After the heat treat (the hardening and tempering cycles), it’s time to go to work on the handle.
Handling is an art in and of itself. If you’re handy with woodworking, this will come naturally to you.
For my handle material I chose a nice piece of oak for its color and grain.
I rough cut the scales of the handle after tracing the shape of the full tang.
Matching up the holes can be tricky so err on the side of too much material than too little.
You can always rasp and grind away the excess wood.
Since the steel handle section was kept out of the hardening cycle, it was easy to drill.

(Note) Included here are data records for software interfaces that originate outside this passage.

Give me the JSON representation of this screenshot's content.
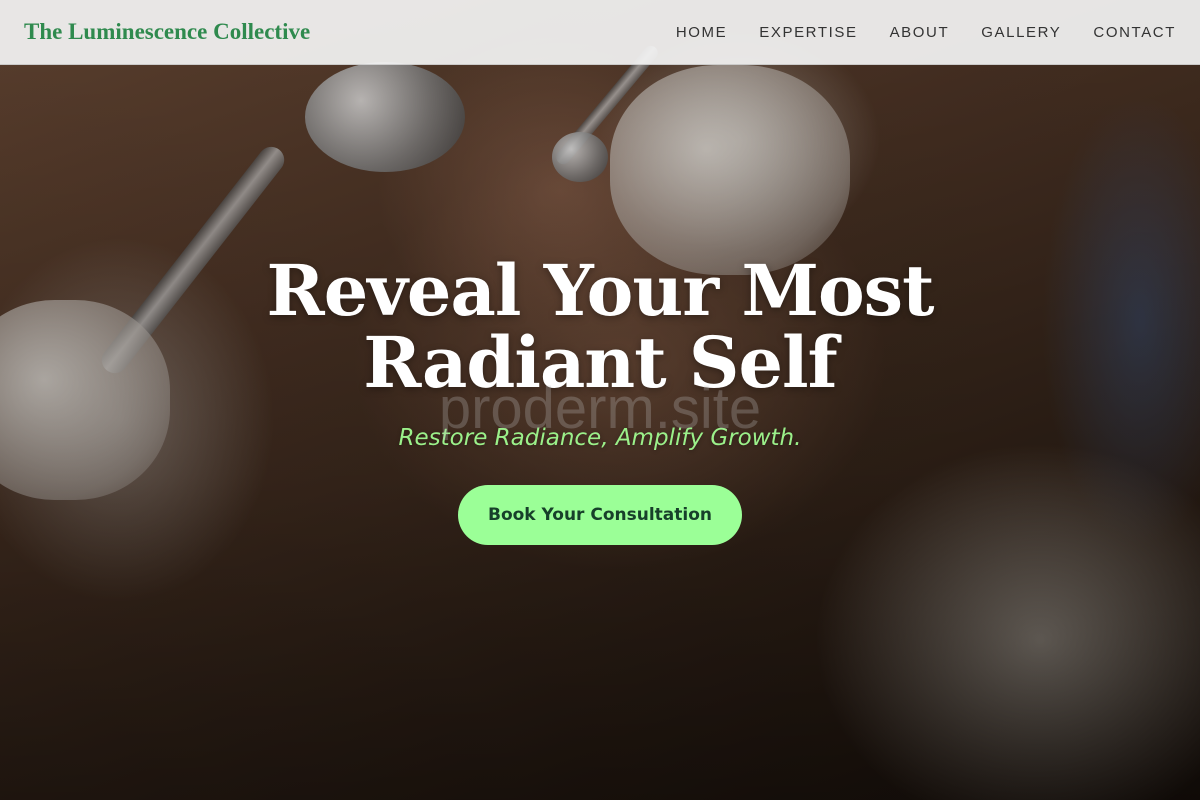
{
  "site": {
    "logo": "The Luminescence Collective"
  },
  "nav": {
    "items": [
      {
        "label": "HOME"
      },
      {
        "label": "EXPERTISE"
      },
      {
        "label": "ABOUT"
      },
      {
        "label": "GALLERY"
      },
      {
        "label": "CONTACT"
      }
    ]
  },
  "hero": {
    "headline": "Reveal Your Most Radiant Self",
    "watermark": "proderm.site",
    "tagline": "Restore Radiance, Amplify Growth.",
    "cta_label": "Book Your Consultation",
    "background_image": "facial-treatment-photo"
  },
  "colors": {
    "logo": "#2f8a4e",
    "accent_green": "#9bff97",
    "tagline": "#9bf08a",
    "header_bg": "#f3f3f3"
  }
}
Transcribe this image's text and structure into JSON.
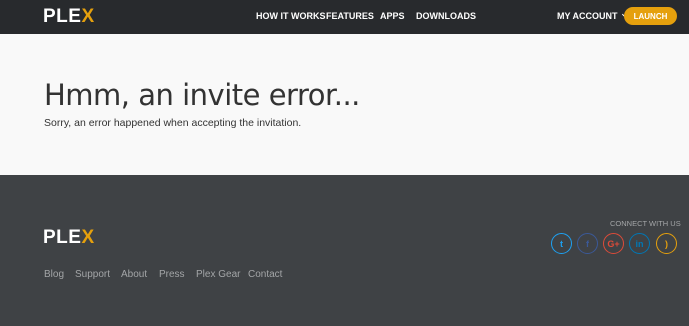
{
  "brand": {
    "logo_prefix": "PLE",
    "logo_x": "X",
    "accent": "#e5a00d"
  },
  "topnav": {
    "links": [
      "HOW IT WORKS",
      "FEATURES",
      "APPS",
      "DOWNLOADS"
    ],
    "account_label": "MY ACCOUNT",
    "launch_label": "LAUNCH"
  },
  "main": {
    "title": "Hmm, an invite error...",
    "message": "Sorry, an error happened when accepting the invitation."
  },
  "footer": {
    "links": [
      "Blog",
      "Support",
      "About",
      "Press",
      "Plex Gear",
      "Contact"
    ],
    "connect_label": "CONNECT WITH US",
    "social": [
      {
        "icon": "twitter-icon",
        "glyph": "t",
        "color": "#1da1f2"
      },
      {
        "icon": "facebook-icon",
        "glyph": "f",
        "color": "#3b5998"
      },
      {
        "icon": "google-plus-icon",
        "glyph": "G+",
        "color": "#dd4b39"
      },
      {
        "icon": "linkedin-icon",
        "glyph": "in",
        "color": "#0077b5"
      },
      {
        "icon": "rss-icon",
        "glyph": ")",
        "color": "#e5a00d"
      }
    ]
  }
}
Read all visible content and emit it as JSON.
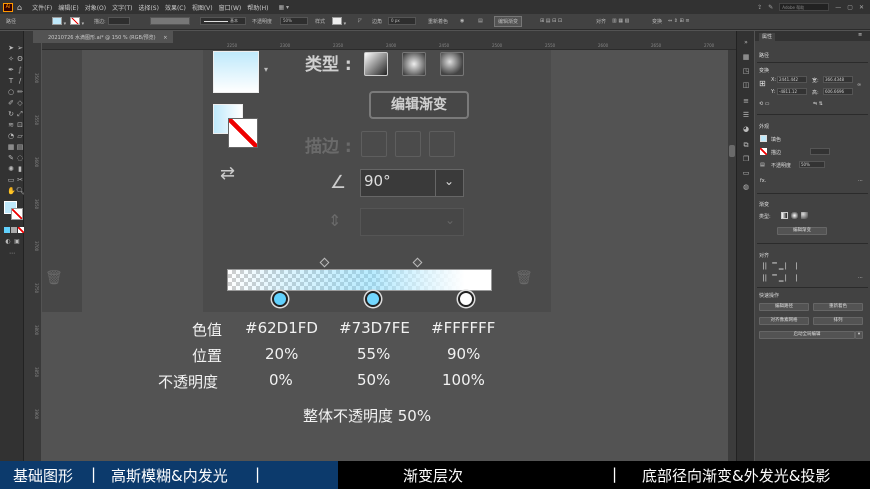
{
  "menubar": {
    "logo": "Ai",
    "menus": [
      "文件(F)",
      "编辑(E)",
      "对象(O)",
      "文字(T)",
      "选择(S)",
      "效果(C)",
      "视图(V)",
      "窗口(W)",
      "帮助(H)"
    ],
    "search_placeholder": "Adobe 帮助"
  },
  "controlbar": {
    "path_label": "路径",
    "stroke_label": "描边:",
    "basic_label": "基本",
    "opacity_label": "不透明度",
    "opacity_value": "50%",
    "style_label": "样式",
    "corner_label": "边角",
    "corner_value": "0 px",
    "recolor_label": "重新着色",
    "edit_gradient": "编辑渐变",
    "align_label": "对齐",
    "transform_label": "变换"
  },
  "document_tab": {
    "title": "20210726 水滴图形.ai* @ 150 % (RGB/预览)",
    "close": "×"
  },
  "ruler_top": [
    "2250",
    "2300",
    "2350",
    "2400",
    "2450",
    "2500",
    "2550",
    "2600",
    "2650",
    "2700"
  ],
  "ruler_left": [
    "3500",
    "3550",
    "3600",
    "3650",
    "3700",
    "3750",
    "3800",
    "3850",
    "3900",
    "3950"
  ],
  "gradient_panel": {
    "type_label": "类型 :",
    "edit_gradient_button": "编辑渐变",
    "stroke_label": "描边 :",
    "angle_value": "90°",
    "stops": [
      {
        "color": "#62D1FD",
        "location": 20
      },
      {
        "color": "#73D7FE",
        "location": 55
      },
      {
        "color": "#FFFFFF",
        "location": 90
      }
    ],
    "midpoints": [
      37,
      72
    ]
  },
  "gradient_info": {
    "color_label": "色值",
    "colors": [
      "#62D1FD",
      "#73D7FE",
      "#FFFFFF"
    ],
    "position_label": "位置",
    "positions": [
      "20%",
      "55%",
      "90%"
    ],
    "opacity_label": "不透明度",
    "opacities": [
      "0%",
      "50%",
      "100%"
    ],
    "overall": "整体不透明度 50%"
  },
  "properties_panel": {
    "tab": "属性",
    "section_path": "路径",
    "transform_title": "变换",
    "x_label": "X:",
    "x_value": "2441.442",
    "y_label": "Y:",
    "y_value": "-4811.12",
    "w_label": "宽:",
    "w_value": "366.4348",
    "h_label": "高:",
    "h_value": "606.6696",
    "appearance_title": "外观",
    "fill_label": "填色",
    "stroke_label": "描边",
    "opacity_label": "不透明度",
    "opacity_value": "50%",
    "fx": "fx.",
    "gradient_title": "渐变",
    "gradient_type_label": "类型:",
    "edit_gradient": "编辑渐变",
    "align_title": "对齐",
    "quick_actions_title": "快速操作",
    "btn_edit_path": "编辑路径",
    "btn_recolor": "重新着色",
    "btn_align_pixel": "对齐像素网格",
    "btn_arrange": "排列",
    "btn_global_edit": "启动全局编辑"
  },
  "bottom_bar": {
    "seg1": "基础图形",
    "sep": "|",
    "seg2": "高斯模糊&内发光",
    "seg3": "渐变层次",
    "seg4": "底部径向渐变&外发光&投影"
  },
  "colors": {
    "stop1": "#62D1FD",
    "stop2": "#73D7FE",
    "stop3": "#FFFFFF",
    "bottom_highlight": "#0c3a6c"
  }
}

I measured my three pin locations and marked them with a center punch before drilling them out.
This is much easier if you have a drill press to use, but can be done with clamps, a power drill, and steady hands.
I got all of the holes lined up and put them together dry to make sure it would be smooth before adding glue.
Then I took it apart, wetting the pieces of wood per instructions and added the glue.
I clamped it all together using two hand clamps and my shop vise and let it set up overnight.
The epoxy/glue I recommend: Gorilla Glue Two-Part Clear Epoxy
I’ve put knife handles together with regular Gorilla Glue and it works. However, when it dries the glue is yellowish, hard, and puffy-looking.
Clear epoxy is a much better result.
You can spend hours working on a handle. Sometimes it takes longer to make the handle than it does to forge the knife.
To shape it, I used a standard wood rasp and a 2 x 36 belt grinder attachment from MultiTool.
If you have a standard belt sander you’ll be in good shape.
Keep in mind that you will be grinding metal and wood simultaneously (the pins and the handle).
Step Seven: Handle Sealing and Final Sharpening
You probably noticed the blue tape in the last photo.
This protects the blade while we work on the handle with rasps, grinders, and stains.
I used a Medium Dark Natural Danish Oil on the handle for a light look.
It also allows the customer to darken it if he chooses to.
I let that set over night before pulling off the tape and doing my final polish and sharpen.
When he saw the finished cleaver he loved it.
Here it is:
Want to Learn How to Make More Custom Knives?
- Full color, step-by-step instructions for making your own custom bushcraft knives.
- Detailed heat treating specs (Rockwell hardness, color temperature, and more)
- A full chapter on Handling knives the traditional way.
- Access to a printable template to use in designing and creating your knives.